Well, that being said, if you like carnations for the heartiness, and long-lasting nature, then you will enjoy giving and receiving them too.

The culitvation of carntions can be traced back two thousand years and is believed that the plant came to England with the normas. Carnations have been found growing wild in the walls of castles of Dover and Rochester.

The Athenians honored the carnation and called them Di-anthos (flower of Jove) and they used them in wreaths and garlands wearing them during special ceremonies and festivals.  the word “coronation” is derived from “carnation.”

other Carnation facts:

Carnations are sometimes added to ales and wines to add a touch of spiciness.

Carnations are a popular flower to wear as corsages and boutoniers.

Carnations are still one of the most requested flowers for Mom’s to honor her on Mother’s Day.

According to a Christian legend, carnations first appeared on Earth as Jesus carried the Cross.  The Virgin Mary shed tears at Jesus’ plight, and carnations sprang up from where her tears fell. Thus the pink carnation became the symbol of a mother’s undying love, and in 1907 was chosen by Ann Jarvis as the symbol of Mother’s Day, now observed in the United States and Canada on the second Sunday in May.  (source: Wikipedia)

A red carnation may be worn if one’s mother is alive, and a white one if she has died.

Nadashiko is the Japenese word for carnation

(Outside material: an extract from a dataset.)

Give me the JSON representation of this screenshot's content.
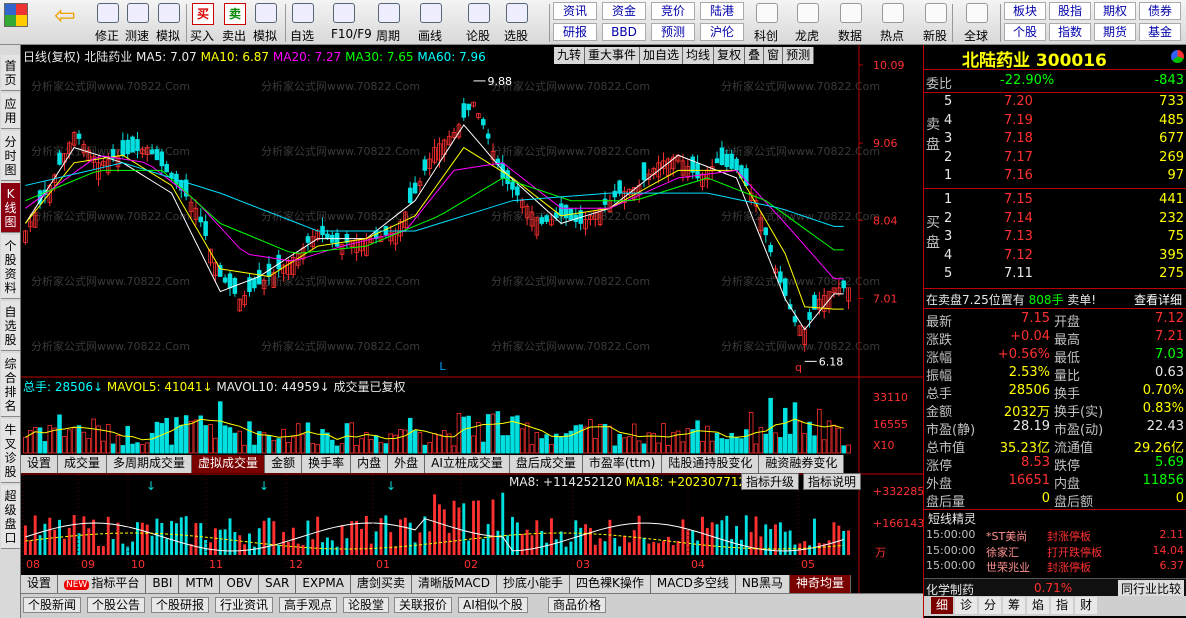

Carnations are the official flower of the Gamma Phi Beta sorority, as they are the longest lasting flowers.

White Carnations are the offical flower of the fraternity Delta Sigma Phi.

The Carnation is the National flower of Spain and the scarlet carnation is the state flower of Ohio.

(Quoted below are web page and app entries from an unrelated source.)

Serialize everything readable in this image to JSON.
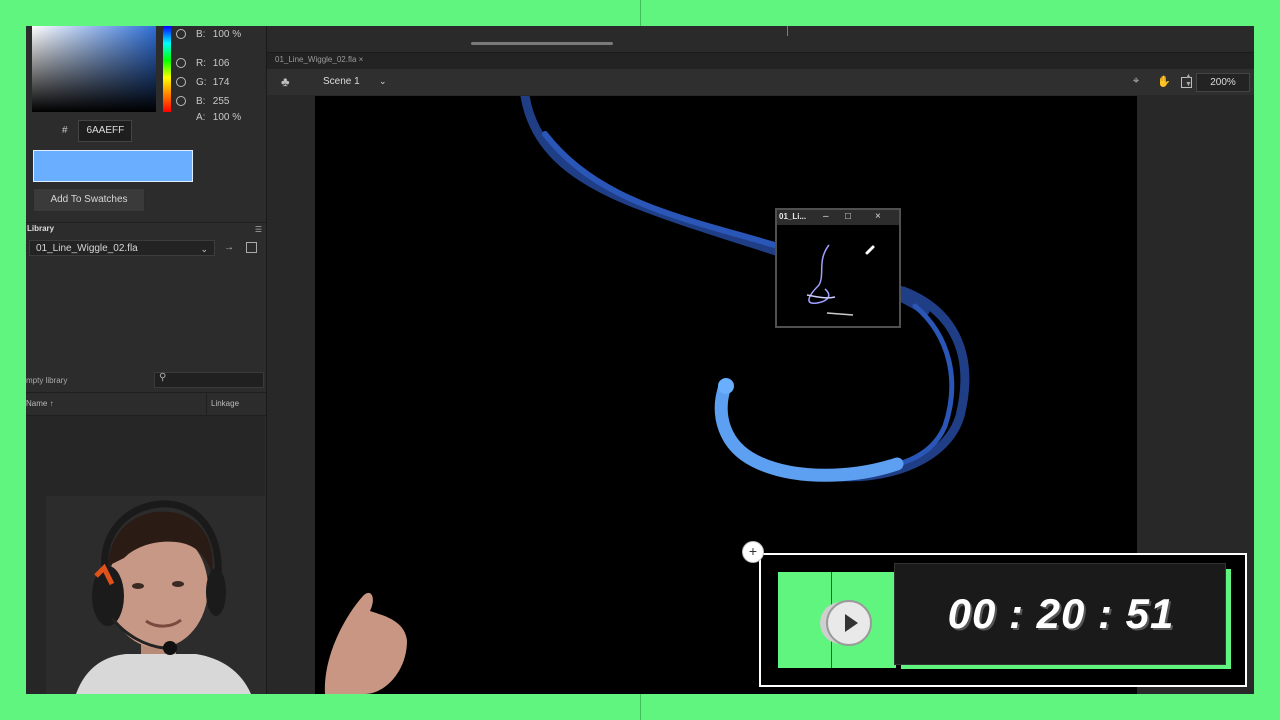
{
  "color_panel": {
    "top_b_label": "B:",
    "top_b_value": "100 %",
    "r_label": "R:",
    "r_value": "106",
    "g_label": "G:",
    "g_value": "174",
    "b_label": "B:",
    "b_value": "255",
    "a_label": "A:",
    "a_value": "100 %",
    "hex_prefix": "#",
    "hex_value": "6AAEFF",
    "swatch_color": "#6aaeff",
    "add_to_swatches": "Add To Swatches"
  },
  "library": {
    "tab_label": "Library",
    "document": "01_Line_Wiggle_02.fla",
    "empty_label": "mpty library",
    "col_name": "Name",
    "col_linkage": "Linkage"
  },
  "editor": {
    "doc_tab": "01_Line_Wiggle_02.fla",
    "scene": "Scene 1",
    "zoom": "200%"
  },
  "preview_window": {
    "title": "01_Li..."
  },
  "overlay": {
    "timer": "00 : 20 : 51"
  },
  "icons": {
    "scene": "scene-icon",
    "snap": "snap-icon",
    "hand": "hand-icon",
    "clip": "clip-stage-icon",
    "play": "play-icon"
  }
}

One fo my favorite poems written by Henry King could very well have been written about the Carnation:


Brave flowers, that I could gallant it like you,
And be as little vain;
You come abroad and make a harmless show,
And to yoru bed of earth again;
You are not proud, you know your birth,
For your embroidered garments are from earth.

You do obey your months and times, but I
Would have it ever spring;
My fate would know no winter, never die,
Nor think of such a thing;
Oh that I could  my bed of earth but view,
And smile and look as cheerfully as you.

Meaning of Flowers ~ Aster

"History and Meaning of Asters"Aster (Callistephus) ~ Symbol of Love, Daintiness ~ In 1637, John Tradescant the Younger, brought Asters back from Virginia to North America. They did not seem to be noticed until hybridized with European “starworts.”They were later renamed Michaelmas daisies because their flowering coincided with the feast of Saint Michael. They bloom in autumn as a “curtain” call to summer and a reminder of a new beginning after winter’s sleep.




Order Asters and other flowers at Eden Florist.

Meaning of Flowers – Primrose

Primrose ~ “I can’t live without you!”

Botanical Name: Primula ~ The Primulaceae Family



The Primrose, better known as the “first rose” of the year or the first spring flower, stood for first love, growing suddenly in unexpected places. In parts of Western England, the Primrose is called the Butter Rose for its color is like that of the farmhouse butter.

Primroses were very fashionable in Victorian times. They are believed to have come from

China, and the Alps.

When you need special flowers for someone special, be sure to call EDEN FLORIST at 954-981-5515